Biff America column: It’s easy to be bad
The expression “too good to be true” is an idiom. My wife told me that and she went to college. When I looked up the word “idiom” I was unable to understand the definition. So I’ll have to take it on faith.
But if the definition is murky, the concept is understandable. Though most of us know when something is “too good to be true,” criminals and con men rely of the naivete of the easily fooled. For instance, those e-mails you get from some formerly royal personage who tells a tale of having her money frozen in a Swiss bank account and if you’ll wire her $2,000 for her passage out of her country, she will transfer the half-million-dollar balance into your account and she will “trust” you to split it with her when she finally arrives in America.
Most of us have a built-in filter when it comes to pledges and promises, whether they are from Madison Avenue or strangers. We take it for granted that they might be, if not lying, at least exaggerating. When I bought a vehicle recently the salesman told me that the price was as low as he could go without his boss firing him. When I told him I would not pay that price, he lowered it some more. I went back last week and saw he was still working.
Accepting what’s Plausible
That aforementioned filter works both ways — we discount what is unbelievable while accepting what is plausible. I take this health supplement that I truly believe helps when exercising in Summit County’s high altitude. There is some unbiased scientific research that suggests this might be the case. So, as far as the capsules go, I buy them, take them and believe in them. But in the promotional literature, besides claiming that they might help with circulation and oxygen absorption, it says, “Within one week, you’ll experience greater muscular fullness, crush your current training plateaus and carry a ‘pump’ around the gym that makes other guys seethe with envy.”
I have asked around the gym, no one admits to seething.
When I researched the supplement I considered the claim that it might help with circulation as plausible, but I knew I would never be the envy of the gym. That would be too good to be true.
I don’t think I’m alone with this healthy skepticism; most of us assume that claims, promises and assessments often are a result of an addenda.
What I find interesting is while all of us filter facts from boasts when we encounter something that is “too good to be true” we don’t have that same filter in place when we hear something in the news or from columnists and pundits that is clearly “too bad to be true.”
Just as the supplement company benefits when someone believes he’ll be the envy of the gym if he buys the product, many sources of news and opinion are furthered by hateful hyperbole.
Pick a pundit — Hannity, Sharpton, O’Reilly, Maddow or Limbaugh — seldom will they come on and say, “The Republicans did this, or the Democrats did that, and it’s going to be OK. While I don’t agree with what they are doing, they are well intentioned.”
Rather you will hear, “The liberals are destroying America and stealing our guns and freedom.” “The Republicans care more about corporations than they do about the environment, the poor and the vets.” Because just like my supplement provider benefits by stroking my ego, the pundits make a living by stoking our fears.
Truth is (at least in my opinion) most progressives and conservatives want what they honestly believe is best for this nation, though they don’t agree on what that is. Now granted, there are some weasels and freaks holding public office, on both sides, and those are the only ones we hear about.
By scaring us, the pundits can get our attention and increase their ratings and readership.

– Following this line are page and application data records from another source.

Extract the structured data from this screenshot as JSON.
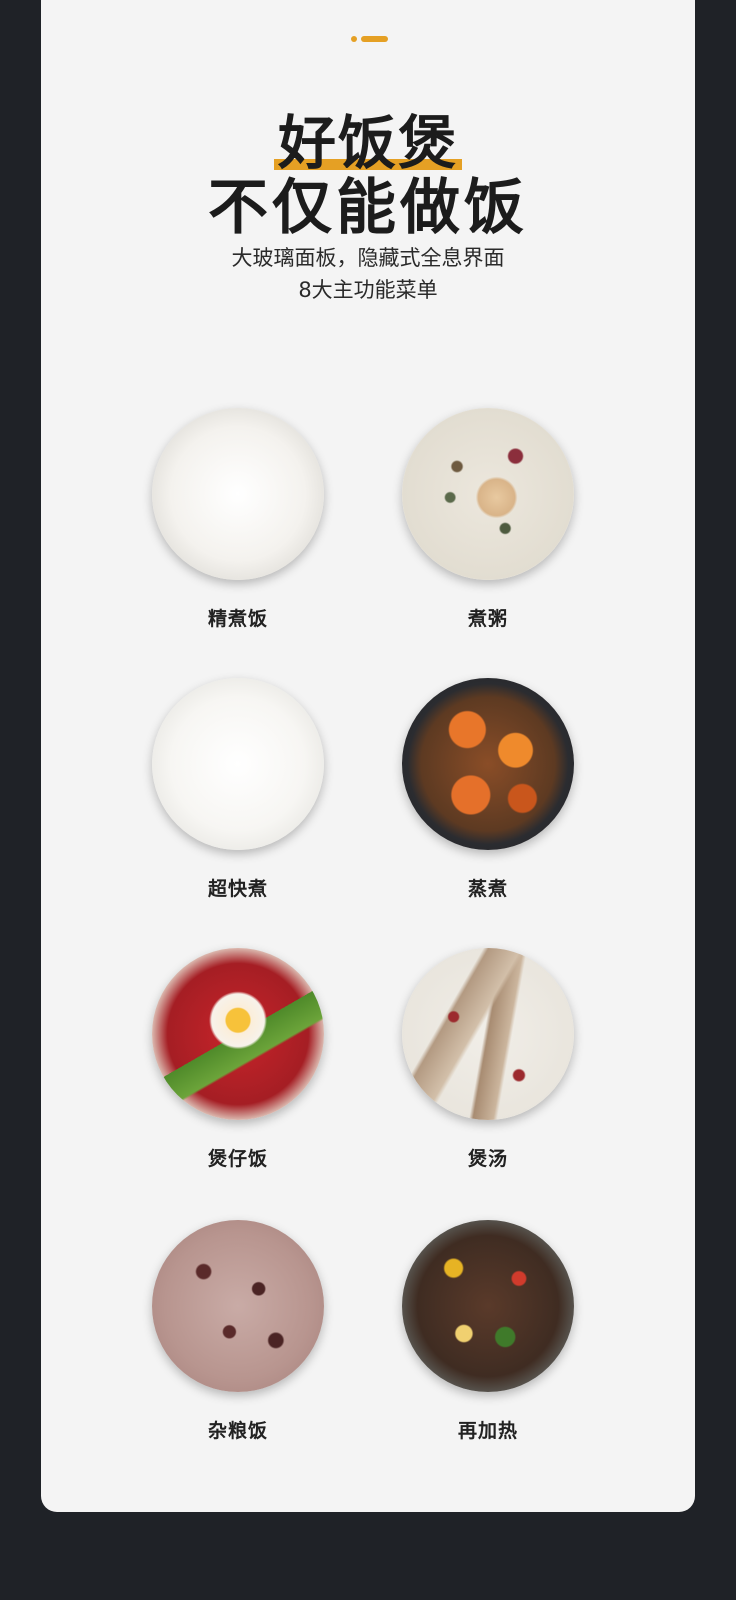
{
  "header": {
    "title_line1": "好饭煲",
    "title_line2": "不仅能做饭",
    "subtitle_line1": "大玻璃面板，隐藏式全息界面",
    "subtitle_line2": "8大主功能菜单"
  },
  "colors": {
    "accent": "#e5a024",
    "background": "#1f2227",
    "card": "#f4f4f4"
  },
  "menu_items": [
    {
      "label": "精煮饭",
      "icon": "rice-bowl-icon"
    },
    {
      "label": "煮粥",
      "icon": "porridge-bowl-icon"
    },
    {
      "label": "超快煮",
      "icon": "white-rice-bowl-icon"
    },
    {
      "label": "蒸煮",
      "icon": "steamed-crab-plate-icon"
    },
    {
      "label": "煲仔饭",
      "icon": "claypot-rice-icon"
    },
    {
      "label": "煲汤",
      "icon": "soup-bowl-icon"
    },
    {
      "label": "杂粮饭",
      "icon": "multigrain-rice-icon"
    },
    {
      "label": "再加热",
      "icon": "reheat-dish-icon"
    }
  ]
}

But what is undeniable is we have a Constitution that prevents any one person or party from doing much harm (or good) quickly.
People Mean Well
Truth is, little in life, love or politics is black or white. Most people mean well, even those who are wrong or delusional. The vast majority of us want the same things: to be healthy, comfortable and loved. To be clear, this is not a cry for apathy or blanket faith in our leaders or our system but rather a suggestion to stop believing those who speak in absolutes.
Any analyst, columnist, person or politician who constantly paints one side as all bad and the other always right is unimaginative. Any pundit or columnist who is unable to say something positive about those with dissenting views is both lazy and ignorant.
If you don’t believe me, then come to my gym, check out my pump and watch all the other dudes seethe with envy.
Jeffrey Bergeron, aka Biff America, can be seen on TV-8-Summit and read in several newspapers and magazines. He can be reached at firstname.lastname@example.org.